Public safety cuts glaring in proposed DeKalb budget
DeKALB – Substantial cuts to the police and fire departments are among a bevy of reductions being considered, to plug a projected budget shortfall and keep the deficit from snowballing.
The city faces a projected shortfall of more than $450,000 in fiscal 2018, and if nothing is changed, that would grow to a $1.2 million shortfall in the fiscal 2019 budget, according to city documents.
Thus, by and large, two general courses of action are being considered: staff cuts and increases in taxes, effective June 1, 2019.
“Now we need to get down to brass tax,” Mayor Jerry Smith said Wednesday. “It’s going to come down to what the council feels about how to increase revenues – through taxation, which this council has been very much against, or reduction of service and personnel.”
If all the adjustments to the fire department are included, the city will save $250,000 a year. The measures include the elimination of the deputy chief of operations, who makes more than $175,000, and a firefighter, who makes nearly $100,000.
“I don’t think they’re overstaffed,” Smith said. “I think staffing with a fire department is almost as important as with police. All the proposed cuts tie into administrative personnel, not boots on the street.”
Cuts to the police force, if approved in full, will save about $100,000. Proposed moves include eliminating two officers who are not working the streets in order to save more than $175,000, as well as eliminating a police commander, through attrition, in combination with adding an officer.
“If there’s one department I think this council is going to be very hesitant to make any cuts is with police,” Smith said. “Public safety is a key focus of this council, and along with economic development, was one of the keys of my campaign for mayor.”
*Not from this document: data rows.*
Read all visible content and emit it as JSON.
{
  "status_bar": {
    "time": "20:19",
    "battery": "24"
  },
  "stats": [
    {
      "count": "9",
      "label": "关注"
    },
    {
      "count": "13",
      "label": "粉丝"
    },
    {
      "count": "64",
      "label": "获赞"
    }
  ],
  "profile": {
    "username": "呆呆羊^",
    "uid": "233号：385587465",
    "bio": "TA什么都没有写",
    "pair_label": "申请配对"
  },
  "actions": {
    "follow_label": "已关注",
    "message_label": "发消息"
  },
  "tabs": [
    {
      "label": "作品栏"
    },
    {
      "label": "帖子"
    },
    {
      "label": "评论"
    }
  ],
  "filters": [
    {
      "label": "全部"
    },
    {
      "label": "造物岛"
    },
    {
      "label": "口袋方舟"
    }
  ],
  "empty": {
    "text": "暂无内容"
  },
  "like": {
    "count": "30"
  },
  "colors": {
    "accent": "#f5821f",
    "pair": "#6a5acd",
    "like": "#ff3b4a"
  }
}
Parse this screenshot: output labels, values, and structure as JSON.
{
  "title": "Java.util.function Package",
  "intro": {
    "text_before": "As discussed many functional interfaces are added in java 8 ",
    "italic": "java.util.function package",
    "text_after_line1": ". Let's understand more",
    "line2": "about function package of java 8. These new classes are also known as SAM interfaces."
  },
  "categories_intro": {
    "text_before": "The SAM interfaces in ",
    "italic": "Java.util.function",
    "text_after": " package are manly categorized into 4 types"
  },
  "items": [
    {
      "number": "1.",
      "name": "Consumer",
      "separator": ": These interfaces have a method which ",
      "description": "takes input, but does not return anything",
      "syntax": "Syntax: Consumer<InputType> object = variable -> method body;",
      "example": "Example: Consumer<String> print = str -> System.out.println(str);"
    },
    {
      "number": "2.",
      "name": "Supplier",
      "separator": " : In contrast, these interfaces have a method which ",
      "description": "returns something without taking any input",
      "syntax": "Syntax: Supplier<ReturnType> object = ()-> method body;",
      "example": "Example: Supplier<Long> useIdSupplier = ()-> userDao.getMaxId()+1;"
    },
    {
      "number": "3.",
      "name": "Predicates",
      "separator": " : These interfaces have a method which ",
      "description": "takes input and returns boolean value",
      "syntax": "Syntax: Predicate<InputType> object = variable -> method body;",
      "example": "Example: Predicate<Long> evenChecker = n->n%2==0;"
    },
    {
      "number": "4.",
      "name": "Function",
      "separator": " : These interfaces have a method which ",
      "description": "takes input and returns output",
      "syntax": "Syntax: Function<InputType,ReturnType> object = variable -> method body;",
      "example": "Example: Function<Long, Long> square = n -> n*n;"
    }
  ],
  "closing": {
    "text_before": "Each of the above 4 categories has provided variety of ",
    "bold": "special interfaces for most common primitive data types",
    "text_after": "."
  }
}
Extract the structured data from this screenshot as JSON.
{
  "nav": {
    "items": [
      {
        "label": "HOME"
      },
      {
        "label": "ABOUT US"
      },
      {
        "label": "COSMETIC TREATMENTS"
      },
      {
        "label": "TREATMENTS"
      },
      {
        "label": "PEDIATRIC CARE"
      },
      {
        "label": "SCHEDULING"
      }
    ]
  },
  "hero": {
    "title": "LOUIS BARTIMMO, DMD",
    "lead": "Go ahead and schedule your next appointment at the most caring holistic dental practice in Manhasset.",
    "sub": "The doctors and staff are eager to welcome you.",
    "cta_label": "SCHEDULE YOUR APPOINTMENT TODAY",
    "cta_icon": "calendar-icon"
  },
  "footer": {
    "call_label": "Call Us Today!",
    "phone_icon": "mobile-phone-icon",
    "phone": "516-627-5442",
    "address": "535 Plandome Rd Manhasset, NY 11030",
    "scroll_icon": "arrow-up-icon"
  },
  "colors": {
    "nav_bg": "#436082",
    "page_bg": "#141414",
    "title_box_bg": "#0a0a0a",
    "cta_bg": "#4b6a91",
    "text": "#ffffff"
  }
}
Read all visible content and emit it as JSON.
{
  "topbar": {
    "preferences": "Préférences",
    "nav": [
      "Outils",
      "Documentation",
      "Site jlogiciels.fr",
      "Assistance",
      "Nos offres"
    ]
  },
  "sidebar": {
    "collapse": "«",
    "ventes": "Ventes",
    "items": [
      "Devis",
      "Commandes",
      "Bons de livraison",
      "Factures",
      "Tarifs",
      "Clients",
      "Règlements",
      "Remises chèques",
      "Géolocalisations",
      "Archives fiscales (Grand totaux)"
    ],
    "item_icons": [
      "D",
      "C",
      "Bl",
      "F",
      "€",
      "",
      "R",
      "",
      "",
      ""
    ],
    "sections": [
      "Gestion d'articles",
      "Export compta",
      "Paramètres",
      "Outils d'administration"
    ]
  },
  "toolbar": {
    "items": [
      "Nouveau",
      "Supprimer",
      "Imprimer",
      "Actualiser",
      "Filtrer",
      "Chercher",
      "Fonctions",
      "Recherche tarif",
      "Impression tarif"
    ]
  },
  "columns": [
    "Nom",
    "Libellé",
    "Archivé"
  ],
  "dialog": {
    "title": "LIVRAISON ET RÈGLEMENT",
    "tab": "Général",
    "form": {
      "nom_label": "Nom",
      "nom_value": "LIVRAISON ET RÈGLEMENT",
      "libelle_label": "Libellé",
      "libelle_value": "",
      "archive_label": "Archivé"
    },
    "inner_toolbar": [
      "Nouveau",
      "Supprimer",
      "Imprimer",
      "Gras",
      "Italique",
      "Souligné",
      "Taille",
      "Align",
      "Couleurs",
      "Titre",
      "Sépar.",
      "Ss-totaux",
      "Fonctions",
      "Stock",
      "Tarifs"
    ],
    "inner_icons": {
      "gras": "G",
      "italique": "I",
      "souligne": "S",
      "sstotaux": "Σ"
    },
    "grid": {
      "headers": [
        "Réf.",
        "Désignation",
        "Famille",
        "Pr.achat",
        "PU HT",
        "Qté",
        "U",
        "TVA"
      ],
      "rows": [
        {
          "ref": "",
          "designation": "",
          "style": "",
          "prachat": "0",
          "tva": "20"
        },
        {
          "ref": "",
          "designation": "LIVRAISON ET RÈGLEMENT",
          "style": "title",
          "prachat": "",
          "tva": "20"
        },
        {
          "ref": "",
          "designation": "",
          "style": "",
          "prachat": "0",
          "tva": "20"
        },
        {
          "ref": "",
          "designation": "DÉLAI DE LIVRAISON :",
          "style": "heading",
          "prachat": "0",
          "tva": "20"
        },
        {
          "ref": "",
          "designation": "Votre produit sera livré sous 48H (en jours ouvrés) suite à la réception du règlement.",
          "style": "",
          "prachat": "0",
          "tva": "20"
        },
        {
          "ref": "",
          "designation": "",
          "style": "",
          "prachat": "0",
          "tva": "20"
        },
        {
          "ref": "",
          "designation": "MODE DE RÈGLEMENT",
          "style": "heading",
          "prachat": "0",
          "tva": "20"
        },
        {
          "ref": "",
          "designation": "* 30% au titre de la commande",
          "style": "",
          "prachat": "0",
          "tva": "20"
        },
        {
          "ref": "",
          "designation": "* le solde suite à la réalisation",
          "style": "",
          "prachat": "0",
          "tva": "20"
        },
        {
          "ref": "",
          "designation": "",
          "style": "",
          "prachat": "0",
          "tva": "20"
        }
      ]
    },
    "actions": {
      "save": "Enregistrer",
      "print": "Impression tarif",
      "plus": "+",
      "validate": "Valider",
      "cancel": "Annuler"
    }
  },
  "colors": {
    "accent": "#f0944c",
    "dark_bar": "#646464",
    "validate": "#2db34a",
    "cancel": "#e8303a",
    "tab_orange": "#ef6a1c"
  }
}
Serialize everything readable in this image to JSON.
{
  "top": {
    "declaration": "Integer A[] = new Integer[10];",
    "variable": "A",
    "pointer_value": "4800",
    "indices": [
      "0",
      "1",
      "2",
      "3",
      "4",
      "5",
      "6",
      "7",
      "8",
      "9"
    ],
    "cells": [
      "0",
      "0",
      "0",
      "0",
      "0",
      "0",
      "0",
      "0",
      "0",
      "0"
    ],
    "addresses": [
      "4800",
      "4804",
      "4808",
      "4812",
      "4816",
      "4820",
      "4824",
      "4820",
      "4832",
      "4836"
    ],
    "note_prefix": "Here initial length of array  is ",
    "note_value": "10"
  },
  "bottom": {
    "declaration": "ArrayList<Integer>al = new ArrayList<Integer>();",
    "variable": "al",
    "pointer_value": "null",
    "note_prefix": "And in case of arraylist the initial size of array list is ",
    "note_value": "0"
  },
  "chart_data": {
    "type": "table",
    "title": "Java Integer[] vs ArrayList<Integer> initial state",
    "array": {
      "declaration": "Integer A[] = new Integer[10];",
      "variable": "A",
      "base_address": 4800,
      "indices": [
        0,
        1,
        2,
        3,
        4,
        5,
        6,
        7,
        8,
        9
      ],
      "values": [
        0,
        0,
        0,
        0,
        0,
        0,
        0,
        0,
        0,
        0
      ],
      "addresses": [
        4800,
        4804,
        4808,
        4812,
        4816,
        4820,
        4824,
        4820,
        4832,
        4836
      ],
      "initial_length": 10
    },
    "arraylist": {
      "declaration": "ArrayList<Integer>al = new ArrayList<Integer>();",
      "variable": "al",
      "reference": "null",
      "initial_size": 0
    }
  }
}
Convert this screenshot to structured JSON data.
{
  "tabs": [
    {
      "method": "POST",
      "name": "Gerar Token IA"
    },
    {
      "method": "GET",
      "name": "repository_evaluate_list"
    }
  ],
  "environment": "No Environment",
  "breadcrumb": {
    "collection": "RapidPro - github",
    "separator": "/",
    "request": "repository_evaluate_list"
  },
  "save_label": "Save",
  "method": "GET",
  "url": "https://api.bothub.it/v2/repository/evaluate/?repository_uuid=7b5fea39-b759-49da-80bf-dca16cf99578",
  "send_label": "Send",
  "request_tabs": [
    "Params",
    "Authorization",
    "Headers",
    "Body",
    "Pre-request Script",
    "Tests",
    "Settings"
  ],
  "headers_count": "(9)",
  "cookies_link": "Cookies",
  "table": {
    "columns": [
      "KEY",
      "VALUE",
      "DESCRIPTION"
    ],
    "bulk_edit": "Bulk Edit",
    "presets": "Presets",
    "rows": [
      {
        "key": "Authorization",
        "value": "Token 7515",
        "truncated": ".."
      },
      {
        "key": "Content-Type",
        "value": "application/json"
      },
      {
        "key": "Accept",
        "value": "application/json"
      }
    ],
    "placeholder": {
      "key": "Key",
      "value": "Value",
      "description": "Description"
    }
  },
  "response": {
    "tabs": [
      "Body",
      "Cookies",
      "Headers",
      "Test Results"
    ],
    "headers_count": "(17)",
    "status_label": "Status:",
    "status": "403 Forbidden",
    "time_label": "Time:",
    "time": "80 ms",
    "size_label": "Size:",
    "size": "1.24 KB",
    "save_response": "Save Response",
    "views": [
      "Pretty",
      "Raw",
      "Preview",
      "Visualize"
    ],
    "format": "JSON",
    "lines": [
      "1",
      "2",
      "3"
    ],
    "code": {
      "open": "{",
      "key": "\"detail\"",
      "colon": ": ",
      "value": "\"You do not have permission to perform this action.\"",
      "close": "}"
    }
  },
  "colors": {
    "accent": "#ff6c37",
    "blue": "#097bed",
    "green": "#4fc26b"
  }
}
With both departments, it’s being proposed to authorize over-hire funding to offset the cuts to limit the effects on services.
The city’s interim city manager, Molly Talkington, who was hired about a year ago as finance director and was appointed to her current temporary role in May, said the cuts would reduce departments to 2013 staffing levels.
“Every reduction I put on there is a reduction in service,” Talkington said. “They could keep the service level the same, but then we need to find something else they’re comfortable reducing.”
Also being considered is a 0.25 percent increase to the home rule sales tax, the largest source of revenue for the general fund, which would bring in an additional $3 million a year. The current rate is 1.75 percent, as it is in Sycamore.
Other tax increases being considered include the hotel/motel tax, which would bring in an additional $84,000, an electric utility tax increase which would generate more than $87,000, and an increase to the gas utility tax, which would add more than $45,000.
The general fund currently sits at about $9 million and at 23.8 percent of annual expenditures – more than a percent below the city’s policy of keeping the fund at 25 percent of annual expenditures. The budget-balancing moves being considered would bring the fiscal 2019 general fund up to $9.4 million, which is 25 percent of annual expenditures.
Talkington said there’s always the option of dipping into reserves, rather than making cuts.
“We could use our fund balance, which deviates from the funding policy,” she said.
Visit cityofdekalb.com to see agendas, including the agenda for Tuesday night’s Committee of the Whole meeting. In that agenda, you’ll find line-by-line the actions being considered to shore up the budget.
The Committee of the Whole is expected to revisit the budget during an October meeting, and Smith said the council is in much better shape, time-wise, than it was a year ago.
“We’re absolutely ahead of schedule, and last year we tried to do too much too late,” he said.